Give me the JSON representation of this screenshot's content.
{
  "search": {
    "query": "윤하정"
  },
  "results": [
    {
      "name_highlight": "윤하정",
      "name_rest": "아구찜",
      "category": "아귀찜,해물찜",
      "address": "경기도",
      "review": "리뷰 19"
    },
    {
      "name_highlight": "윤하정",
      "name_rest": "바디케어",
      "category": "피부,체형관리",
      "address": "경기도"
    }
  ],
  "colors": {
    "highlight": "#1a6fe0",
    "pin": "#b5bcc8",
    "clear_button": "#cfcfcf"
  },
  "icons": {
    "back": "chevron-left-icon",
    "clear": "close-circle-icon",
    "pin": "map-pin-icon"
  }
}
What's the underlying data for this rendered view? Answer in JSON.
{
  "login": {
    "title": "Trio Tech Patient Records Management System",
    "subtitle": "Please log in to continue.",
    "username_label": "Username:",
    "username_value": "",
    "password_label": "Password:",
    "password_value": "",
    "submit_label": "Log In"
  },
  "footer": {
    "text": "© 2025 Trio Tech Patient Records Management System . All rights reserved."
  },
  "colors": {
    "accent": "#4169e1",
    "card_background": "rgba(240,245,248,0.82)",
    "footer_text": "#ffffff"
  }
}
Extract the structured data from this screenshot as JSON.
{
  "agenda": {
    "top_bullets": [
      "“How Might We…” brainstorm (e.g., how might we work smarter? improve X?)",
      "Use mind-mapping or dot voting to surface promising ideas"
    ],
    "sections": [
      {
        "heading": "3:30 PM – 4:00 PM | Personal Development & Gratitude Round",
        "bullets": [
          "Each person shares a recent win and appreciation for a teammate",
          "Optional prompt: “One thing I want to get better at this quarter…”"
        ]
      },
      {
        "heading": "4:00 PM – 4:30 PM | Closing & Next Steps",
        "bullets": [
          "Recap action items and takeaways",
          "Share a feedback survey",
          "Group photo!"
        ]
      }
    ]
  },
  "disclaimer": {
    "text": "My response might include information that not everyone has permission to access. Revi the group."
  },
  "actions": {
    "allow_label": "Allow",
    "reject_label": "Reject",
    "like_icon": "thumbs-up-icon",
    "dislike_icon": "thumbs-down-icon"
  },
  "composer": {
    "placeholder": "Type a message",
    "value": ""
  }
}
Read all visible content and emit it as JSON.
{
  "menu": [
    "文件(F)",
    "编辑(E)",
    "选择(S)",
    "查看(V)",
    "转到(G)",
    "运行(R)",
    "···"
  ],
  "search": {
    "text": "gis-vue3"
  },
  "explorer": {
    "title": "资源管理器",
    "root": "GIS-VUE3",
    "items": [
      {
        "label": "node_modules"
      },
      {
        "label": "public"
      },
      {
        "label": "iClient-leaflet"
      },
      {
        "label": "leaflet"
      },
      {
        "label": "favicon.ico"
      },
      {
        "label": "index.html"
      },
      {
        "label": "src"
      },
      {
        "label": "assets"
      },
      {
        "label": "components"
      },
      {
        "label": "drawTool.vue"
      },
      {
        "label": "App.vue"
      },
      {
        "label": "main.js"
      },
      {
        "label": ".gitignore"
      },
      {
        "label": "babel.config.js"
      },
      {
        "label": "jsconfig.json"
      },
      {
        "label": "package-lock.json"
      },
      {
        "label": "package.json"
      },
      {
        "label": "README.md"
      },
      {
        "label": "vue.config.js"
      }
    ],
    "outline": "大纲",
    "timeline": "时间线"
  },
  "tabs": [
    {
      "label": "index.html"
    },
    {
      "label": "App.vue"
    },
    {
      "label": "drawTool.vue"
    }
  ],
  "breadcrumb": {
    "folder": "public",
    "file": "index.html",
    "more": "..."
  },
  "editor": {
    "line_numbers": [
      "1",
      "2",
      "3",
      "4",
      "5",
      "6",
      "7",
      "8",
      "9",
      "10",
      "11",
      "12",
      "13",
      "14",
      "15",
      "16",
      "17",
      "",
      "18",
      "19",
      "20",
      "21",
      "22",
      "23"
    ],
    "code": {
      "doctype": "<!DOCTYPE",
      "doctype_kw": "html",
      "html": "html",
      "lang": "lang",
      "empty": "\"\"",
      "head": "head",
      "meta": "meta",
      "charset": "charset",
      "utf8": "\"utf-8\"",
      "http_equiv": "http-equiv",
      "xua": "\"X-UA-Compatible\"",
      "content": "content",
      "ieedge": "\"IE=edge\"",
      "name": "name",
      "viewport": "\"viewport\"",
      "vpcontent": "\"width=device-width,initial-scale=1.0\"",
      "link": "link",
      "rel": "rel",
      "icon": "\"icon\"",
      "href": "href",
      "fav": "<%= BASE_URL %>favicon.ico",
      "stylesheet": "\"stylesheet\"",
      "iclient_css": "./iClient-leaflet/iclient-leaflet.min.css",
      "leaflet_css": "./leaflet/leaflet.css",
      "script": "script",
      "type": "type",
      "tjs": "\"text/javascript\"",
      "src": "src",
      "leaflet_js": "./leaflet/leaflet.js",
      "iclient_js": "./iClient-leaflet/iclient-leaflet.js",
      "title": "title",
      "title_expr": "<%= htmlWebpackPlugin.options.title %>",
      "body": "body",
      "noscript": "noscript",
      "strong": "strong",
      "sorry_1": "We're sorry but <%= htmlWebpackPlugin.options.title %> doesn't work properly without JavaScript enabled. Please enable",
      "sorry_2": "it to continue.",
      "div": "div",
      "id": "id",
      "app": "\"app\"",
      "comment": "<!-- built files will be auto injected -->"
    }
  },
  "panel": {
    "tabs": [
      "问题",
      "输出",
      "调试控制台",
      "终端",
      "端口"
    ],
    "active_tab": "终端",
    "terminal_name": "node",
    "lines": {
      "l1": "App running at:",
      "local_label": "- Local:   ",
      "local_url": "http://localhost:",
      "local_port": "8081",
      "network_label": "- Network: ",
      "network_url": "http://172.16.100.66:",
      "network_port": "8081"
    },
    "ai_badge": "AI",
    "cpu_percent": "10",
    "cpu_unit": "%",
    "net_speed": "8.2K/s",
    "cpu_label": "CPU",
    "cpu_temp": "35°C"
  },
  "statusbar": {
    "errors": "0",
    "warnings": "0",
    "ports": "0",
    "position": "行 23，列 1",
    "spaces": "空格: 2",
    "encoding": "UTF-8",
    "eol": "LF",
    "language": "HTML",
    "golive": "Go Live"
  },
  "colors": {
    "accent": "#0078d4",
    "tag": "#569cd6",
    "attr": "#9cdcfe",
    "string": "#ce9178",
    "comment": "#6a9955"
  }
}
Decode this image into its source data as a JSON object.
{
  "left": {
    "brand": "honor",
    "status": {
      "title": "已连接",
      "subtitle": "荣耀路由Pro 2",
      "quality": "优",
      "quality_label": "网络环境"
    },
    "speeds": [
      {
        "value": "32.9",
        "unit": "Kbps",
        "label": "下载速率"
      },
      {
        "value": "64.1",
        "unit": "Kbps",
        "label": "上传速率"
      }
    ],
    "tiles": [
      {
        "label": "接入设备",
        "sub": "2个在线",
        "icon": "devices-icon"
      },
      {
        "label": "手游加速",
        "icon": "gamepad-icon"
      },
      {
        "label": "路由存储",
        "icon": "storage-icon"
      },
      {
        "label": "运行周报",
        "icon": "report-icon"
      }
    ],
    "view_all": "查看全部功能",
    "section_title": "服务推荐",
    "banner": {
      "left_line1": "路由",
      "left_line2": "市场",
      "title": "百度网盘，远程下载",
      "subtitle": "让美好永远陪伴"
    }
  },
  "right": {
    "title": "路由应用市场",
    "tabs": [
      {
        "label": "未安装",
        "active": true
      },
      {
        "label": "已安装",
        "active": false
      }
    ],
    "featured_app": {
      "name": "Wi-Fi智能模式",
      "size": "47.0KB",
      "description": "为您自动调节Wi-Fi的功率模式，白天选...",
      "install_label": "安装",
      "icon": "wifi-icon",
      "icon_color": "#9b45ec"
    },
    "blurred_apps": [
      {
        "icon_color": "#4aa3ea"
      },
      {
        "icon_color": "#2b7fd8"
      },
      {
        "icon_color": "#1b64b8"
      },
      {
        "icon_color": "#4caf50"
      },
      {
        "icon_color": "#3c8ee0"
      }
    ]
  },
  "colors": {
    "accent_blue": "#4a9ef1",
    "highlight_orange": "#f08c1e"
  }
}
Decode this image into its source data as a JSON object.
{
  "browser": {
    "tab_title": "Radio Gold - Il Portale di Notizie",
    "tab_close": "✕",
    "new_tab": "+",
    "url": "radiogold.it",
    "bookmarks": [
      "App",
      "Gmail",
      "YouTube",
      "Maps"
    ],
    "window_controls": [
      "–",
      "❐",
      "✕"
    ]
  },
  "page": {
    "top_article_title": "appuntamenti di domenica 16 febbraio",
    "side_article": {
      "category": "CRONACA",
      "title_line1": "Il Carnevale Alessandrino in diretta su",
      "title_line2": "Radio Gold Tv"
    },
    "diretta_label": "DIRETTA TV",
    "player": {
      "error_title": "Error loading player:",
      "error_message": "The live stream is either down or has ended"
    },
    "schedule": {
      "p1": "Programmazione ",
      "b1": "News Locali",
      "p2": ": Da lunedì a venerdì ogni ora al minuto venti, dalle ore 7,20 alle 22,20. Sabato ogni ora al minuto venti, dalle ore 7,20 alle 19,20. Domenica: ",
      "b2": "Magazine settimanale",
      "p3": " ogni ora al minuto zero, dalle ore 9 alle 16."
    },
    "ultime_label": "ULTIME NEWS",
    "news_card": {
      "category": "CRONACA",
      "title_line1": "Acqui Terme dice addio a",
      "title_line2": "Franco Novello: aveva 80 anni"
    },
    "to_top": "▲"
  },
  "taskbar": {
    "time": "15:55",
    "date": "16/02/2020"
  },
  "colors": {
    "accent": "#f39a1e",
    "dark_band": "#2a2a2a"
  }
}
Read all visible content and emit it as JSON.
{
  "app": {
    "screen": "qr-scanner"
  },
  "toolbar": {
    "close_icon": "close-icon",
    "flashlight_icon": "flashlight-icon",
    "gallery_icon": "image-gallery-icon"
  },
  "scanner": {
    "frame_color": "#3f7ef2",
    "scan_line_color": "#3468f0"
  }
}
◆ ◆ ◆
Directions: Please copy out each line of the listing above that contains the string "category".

Answer box:
      "category": "아귀찜,해물찜",
      "category": "피부,체형관리",
      "category": "CRONACA",
      "category": "CRONACA",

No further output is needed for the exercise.